Lines with the word "hint" in them are the ones to copy from the records.

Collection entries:
============================================================

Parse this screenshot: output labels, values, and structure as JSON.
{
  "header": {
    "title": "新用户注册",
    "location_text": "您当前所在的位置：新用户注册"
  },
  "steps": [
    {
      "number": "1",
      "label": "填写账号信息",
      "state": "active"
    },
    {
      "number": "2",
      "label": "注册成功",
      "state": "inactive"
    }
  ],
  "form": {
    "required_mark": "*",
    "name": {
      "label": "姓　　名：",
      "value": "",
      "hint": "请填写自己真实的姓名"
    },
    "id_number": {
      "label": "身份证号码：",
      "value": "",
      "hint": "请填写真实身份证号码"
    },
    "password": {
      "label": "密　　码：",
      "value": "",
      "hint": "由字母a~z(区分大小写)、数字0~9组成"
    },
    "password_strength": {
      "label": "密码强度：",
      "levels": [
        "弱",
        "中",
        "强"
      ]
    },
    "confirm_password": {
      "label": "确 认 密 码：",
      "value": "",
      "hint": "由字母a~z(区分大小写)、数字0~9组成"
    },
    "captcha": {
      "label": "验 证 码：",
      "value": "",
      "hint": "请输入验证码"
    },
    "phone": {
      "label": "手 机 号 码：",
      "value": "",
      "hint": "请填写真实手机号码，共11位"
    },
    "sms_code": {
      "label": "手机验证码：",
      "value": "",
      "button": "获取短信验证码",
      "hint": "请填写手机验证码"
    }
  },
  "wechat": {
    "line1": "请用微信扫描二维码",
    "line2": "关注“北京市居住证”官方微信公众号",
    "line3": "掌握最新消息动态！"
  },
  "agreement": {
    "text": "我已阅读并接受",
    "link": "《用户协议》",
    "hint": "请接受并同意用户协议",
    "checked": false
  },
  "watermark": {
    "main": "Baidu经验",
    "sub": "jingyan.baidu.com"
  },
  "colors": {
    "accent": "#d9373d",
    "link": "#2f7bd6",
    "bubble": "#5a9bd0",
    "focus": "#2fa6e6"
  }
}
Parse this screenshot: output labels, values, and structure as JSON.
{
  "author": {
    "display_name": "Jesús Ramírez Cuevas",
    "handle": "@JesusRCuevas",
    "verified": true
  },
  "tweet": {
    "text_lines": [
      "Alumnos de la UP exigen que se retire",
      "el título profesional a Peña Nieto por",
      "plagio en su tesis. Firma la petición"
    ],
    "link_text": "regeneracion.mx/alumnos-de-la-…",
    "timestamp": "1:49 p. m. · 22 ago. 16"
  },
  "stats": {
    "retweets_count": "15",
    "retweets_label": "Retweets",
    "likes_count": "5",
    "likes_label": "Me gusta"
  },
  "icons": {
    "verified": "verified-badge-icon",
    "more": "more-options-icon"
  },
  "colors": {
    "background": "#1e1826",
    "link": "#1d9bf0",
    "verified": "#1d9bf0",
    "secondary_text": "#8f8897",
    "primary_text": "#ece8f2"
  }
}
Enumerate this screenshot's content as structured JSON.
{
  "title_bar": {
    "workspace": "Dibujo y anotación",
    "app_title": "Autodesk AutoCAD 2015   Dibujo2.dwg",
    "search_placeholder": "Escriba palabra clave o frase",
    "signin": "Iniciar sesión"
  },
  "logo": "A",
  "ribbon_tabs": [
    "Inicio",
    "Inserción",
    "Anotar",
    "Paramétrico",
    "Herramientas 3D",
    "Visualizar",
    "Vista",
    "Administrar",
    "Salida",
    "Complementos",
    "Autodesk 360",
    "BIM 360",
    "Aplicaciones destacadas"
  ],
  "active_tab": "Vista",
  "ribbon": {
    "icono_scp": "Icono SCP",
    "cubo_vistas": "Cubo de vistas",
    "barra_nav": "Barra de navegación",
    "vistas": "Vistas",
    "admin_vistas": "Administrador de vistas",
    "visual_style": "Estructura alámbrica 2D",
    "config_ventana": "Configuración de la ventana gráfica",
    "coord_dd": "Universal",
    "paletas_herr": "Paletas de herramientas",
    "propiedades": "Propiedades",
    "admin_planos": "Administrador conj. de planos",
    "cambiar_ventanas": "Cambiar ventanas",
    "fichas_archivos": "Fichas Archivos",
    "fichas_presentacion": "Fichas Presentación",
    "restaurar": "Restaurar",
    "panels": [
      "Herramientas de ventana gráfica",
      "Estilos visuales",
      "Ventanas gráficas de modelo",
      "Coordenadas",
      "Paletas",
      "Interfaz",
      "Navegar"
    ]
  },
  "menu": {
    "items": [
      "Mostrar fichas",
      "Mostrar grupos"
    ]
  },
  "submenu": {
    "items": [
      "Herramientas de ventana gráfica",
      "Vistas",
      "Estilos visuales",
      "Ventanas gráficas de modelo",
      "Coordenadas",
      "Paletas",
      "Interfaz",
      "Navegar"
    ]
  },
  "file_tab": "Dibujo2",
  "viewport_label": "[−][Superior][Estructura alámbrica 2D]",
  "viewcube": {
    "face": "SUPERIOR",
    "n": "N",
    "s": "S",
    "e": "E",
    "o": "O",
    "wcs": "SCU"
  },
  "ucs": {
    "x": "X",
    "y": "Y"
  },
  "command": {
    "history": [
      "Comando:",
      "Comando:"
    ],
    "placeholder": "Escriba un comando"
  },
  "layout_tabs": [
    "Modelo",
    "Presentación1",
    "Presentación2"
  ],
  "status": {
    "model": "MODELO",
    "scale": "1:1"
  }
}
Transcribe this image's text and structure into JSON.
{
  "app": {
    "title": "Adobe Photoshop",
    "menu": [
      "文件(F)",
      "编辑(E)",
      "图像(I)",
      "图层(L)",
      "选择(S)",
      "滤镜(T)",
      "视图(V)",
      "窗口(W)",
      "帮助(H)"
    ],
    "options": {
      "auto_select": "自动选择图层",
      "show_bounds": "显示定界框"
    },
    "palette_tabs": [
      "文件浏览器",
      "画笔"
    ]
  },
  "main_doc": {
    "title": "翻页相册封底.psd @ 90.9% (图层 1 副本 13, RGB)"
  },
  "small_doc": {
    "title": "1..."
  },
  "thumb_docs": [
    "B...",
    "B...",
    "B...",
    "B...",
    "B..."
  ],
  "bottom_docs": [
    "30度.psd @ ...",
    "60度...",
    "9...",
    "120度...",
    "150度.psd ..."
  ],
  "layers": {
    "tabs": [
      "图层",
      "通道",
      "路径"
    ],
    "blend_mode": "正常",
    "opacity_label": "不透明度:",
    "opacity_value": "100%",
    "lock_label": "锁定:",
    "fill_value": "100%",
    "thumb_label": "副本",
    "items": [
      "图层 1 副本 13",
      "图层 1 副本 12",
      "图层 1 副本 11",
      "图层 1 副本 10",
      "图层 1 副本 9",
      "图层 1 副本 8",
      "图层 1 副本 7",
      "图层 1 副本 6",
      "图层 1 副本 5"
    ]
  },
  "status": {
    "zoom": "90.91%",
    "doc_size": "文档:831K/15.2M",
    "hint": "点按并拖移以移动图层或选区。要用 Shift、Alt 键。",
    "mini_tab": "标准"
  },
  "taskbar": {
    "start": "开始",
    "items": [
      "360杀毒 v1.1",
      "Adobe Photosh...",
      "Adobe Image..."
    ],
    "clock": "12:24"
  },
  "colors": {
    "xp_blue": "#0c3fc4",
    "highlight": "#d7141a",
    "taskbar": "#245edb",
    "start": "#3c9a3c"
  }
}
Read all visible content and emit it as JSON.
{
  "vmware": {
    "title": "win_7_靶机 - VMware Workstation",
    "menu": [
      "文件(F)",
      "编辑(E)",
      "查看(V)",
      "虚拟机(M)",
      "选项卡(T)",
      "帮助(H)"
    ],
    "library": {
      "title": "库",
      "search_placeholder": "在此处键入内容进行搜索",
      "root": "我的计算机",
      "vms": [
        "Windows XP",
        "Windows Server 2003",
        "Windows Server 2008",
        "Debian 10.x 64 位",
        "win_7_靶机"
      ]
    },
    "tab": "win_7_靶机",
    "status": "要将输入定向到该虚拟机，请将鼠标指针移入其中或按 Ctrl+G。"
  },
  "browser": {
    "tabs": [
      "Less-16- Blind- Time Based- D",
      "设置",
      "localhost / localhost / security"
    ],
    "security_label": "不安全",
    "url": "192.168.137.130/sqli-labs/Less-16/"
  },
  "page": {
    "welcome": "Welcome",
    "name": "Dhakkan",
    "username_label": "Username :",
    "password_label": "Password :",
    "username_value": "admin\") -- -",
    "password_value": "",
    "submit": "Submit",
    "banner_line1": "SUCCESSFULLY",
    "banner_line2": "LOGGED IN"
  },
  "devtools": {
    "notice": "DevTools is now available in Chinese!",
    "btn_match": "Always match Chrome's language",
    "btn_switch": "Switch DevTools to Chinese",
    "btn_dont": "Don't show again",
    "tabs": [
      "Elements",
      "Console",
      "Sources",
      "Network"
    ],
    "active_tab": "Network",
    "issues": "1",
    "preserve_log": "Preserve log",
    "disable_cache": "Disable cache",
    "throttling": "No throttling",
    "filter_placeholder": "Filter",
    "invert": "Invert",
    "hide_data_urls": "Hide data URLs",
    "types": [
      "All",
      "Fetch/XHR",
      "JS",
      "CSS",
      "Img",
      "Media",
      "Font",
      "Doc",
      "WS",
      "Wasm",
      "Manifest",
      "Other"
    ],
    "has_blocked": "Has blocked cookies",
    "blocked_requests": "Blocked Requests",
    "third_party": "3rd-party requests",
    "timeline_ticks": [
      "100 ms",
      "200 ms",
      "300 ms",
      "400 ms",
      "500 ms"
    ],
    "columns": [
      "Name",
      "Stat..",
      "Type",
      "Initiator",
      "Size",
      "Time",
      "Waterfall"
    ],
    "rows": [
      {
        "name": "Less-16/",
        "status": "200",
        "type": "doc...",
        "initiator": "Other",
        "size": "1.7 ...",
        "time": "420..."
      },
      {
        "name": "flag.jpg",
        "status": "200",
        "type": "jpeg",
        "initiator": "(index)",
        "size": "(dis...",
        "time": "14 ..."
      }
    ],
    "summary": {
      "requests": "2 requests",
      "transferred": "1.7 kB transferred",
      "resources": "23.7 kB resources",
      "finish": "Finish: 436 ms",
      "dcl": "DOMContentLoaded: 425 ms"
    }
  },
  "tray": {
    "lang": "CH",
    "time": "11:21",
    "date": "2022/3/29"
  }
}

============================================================

Expected answer:
      "hint": "请填写自己真实的姓名"
      "hint": "请填写真实身份证号码"
      "hint": "由字母a~z(区分大小写)、数字0~9组成"
      "hint": "由字母a~z(区分大小写)、数字0~9组成"
      "hint": "请输入验证码"
      "hint": "请填写真实手机号码，共11位"
      "hint": "请填写手机验证码"
    "hint": "请接受并同意用户协议",
    "hint": "点按并拖移以移动图层或选区。要用 Shift、Alt 键。",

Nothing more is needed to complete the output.